What needs to be done: If a line in the data contains "username", copy it out.

Given records:
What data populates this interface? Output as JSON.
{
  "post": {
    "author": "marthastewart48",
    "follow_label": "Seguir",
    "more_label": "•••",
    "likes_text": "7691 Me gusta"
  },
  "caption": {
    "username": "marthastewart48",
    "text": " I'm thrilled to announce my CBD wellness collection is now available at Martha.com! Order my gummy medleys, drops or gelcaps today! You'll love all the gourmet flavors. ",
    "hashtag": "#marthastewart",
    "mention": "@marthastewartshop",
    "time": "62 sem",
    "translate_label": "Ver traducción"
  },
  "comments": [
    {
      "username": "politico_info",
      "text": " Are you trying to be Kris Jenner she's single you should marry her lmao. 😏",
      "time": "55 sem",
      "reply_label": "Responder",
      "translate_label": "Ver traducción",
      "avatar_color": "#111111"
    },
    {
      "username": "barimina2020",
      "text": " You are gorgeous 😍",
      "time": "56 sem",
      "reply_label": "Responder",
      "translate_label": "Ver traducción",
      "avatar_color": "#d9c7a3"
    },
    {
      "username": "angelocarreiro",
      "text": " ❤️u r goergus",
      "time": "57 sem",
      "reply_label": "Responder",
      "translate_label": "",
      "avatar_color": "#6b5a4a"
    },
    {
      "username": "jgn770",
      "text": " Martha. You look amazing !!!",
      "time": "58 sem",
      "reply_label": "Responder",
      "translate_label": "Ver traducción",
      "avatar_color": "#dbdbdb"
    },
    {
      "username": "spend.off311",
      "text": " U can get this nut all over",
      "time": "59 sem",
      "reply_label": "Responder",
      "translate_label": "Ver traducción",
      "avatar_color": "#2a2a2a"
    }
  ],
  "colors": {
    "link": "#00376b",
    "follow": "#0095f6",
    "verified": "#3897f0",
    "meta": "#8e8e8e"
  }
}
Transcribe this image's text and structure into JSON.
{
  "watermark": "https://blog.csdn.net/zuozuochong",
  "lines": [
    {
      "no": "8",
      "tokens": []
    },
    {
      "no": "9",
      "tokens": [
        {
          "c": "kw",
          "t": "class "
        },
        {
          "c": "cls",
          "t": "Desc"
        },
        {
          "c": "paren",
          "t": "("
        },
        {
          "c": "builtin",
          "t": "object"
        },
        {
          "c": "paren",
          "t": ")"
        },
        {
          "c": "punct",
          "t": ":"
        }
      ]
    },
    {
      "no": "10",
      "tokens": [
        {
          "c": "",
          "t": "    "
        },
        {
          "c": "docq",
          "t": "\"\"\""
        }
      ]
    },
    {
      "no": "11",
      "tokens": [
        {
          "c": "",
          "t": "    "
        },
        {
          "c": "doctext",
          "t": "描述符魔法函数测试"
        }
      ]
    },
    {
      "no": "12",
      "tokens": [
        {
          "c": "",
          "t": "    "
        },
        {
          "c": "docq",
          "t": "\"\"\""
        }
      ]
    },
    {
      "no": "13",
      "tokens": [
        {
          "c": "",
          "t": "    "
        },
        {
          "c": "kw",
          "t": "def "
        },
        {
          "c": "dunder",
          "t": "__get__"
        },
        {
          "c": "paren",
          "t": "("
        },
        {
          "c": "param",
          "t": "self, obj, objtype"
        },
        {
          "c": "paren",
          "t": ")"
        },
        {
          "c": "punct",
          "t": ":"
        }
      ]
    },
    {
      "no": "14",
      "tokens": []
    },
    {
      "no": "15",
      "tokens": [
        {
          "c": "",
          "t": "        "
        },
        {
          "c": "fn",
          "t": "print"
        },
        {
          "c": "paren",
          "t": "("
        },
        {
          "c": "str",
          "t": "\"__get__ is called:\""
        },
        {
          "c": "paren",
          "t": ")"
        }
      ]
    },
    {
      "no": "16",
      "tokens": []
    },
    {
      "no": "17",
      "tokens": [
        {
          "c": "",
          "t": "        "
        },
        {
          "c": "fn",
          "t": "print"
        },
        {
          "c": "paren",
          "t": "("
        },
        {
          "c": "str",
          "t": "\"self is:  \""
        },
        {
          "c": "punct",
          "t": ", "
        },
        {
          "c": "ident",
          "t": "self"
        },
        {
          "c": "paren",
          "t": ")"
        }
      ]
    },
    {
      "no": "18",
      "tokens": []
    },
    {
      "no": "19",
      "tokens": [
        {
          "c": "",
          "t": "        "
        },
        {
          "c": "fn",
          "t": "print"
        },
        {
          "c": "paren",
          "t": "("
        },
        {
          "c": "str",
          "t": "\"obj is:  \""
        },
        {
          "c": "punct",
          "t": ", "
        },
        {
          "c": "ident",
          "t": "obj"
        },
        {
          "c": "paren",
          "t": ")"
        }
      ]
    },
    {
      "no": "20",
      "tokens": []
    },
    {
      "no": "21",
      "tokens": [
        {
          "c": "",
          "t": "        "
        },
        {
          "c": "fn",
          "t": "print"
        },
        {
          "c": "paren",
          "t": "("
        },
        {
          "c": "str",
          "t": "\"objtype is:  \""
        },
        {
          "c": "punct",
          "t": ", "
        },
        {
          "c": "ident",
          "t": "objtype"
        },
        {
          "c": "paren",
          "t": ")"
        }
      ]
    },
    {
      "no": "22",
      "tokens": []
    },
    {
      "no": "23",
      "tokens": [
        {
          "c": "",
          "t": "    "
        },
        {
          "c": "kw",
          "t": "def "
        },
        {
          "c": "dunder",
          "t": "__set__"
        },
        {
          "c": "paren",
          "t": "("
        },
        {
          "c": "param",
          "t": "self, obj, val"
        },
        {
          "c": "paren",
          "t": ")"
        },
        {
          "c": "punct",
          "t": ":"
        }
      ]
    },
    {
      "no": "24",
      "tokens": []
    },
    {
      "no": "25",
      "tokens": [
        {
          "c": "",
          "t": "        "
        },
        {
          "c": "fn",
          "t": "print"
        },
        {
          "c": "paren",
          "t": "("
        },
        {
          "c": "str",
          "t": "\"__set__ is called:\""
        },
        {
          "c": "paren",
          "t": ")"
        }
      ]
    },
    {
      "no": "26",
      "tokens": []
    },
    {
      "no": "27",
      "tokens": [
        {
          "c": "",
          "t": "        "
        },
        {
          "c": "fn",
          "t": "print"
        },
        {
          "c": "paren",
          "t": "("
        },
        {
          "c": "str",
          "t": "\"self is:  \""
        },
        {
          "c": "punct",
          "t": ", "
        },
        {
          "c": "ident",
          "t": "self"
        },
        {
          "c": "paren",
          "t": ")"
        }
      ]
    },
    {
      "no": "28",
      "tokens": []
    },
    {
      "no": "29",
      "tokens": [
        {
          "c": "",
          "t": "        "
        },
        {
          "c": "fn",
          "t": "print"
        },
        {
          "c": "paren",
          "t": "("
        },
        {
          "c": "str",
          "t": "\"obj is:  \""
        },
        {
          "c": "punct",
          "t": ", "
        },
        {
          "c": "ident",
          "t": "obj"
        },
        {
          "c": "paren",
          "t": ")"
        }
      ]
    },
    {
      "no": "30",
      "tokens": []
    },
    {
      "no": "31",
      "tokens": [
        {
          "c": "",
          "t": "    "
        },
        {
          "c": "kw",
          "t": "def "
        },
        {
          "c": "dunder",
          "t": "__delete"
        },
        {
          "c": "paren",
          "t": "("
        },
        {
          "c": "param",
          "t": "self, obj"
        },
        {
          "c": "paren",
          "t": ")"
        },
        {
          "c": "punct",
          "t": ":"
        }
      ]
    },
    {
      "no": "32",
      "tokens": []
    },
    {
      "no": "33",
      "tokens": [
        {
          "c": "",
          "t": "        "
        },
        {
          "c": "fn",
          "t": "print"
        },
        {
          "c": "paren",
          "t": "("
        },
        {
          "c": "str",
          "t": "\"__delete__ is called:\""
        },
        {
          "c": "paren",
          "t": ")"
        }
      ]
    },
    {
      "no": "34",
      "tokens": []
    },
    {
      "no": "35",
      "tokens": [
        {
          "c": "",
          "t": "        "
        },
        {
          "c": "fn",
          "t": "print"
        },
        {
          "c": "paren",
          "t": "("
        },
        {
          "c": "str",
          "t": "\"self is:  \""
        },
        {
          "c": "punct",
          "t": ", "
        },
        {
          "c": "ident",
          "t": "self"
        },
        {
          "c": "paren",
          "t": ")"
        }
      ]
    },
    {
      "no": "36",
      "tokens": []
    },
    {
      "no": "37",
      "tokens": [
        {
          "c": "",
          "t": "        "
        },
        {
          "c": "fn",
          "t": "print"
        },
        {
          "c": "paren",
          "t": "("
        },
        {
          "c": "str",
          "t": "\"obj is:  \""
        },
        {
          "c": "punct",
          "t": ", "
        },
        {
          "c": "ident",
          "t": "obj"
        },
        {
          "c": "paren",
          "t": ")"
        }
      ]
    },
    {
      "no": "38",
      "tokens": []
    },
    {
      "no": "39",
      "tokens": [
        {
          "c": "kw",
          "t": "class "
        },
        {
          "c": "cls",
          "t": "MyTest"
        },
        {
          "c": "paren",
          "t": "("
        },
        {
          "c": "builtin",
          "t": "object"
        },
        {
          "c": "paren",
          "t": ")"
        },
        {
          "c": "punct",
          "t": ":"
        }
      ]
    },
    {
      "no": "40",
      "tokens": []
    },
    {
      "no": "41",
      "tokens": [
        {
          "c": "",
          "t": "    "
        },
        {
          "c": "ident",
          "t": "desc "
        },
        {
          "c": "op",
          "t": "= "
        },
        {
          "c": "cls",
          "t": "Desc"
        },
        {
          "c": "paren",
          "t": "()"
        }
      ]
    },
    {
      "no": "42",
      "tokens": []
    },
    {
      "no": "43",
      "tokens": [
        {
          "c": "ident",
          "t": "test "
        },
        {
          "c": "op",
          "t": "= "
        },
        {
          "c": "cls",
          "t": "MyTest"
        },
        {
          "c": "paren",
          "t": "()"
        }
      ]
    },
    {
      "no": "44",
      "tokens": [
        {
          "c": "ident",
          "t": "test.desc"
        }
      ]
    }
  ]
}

Solution for this problem:
    "username": "marthastewart48",
      "username": "politico_info",
      "username": "barimina2020",
      "username": "angelocarreiro",
      "username": "jgn770",
      "username": "spend.off311",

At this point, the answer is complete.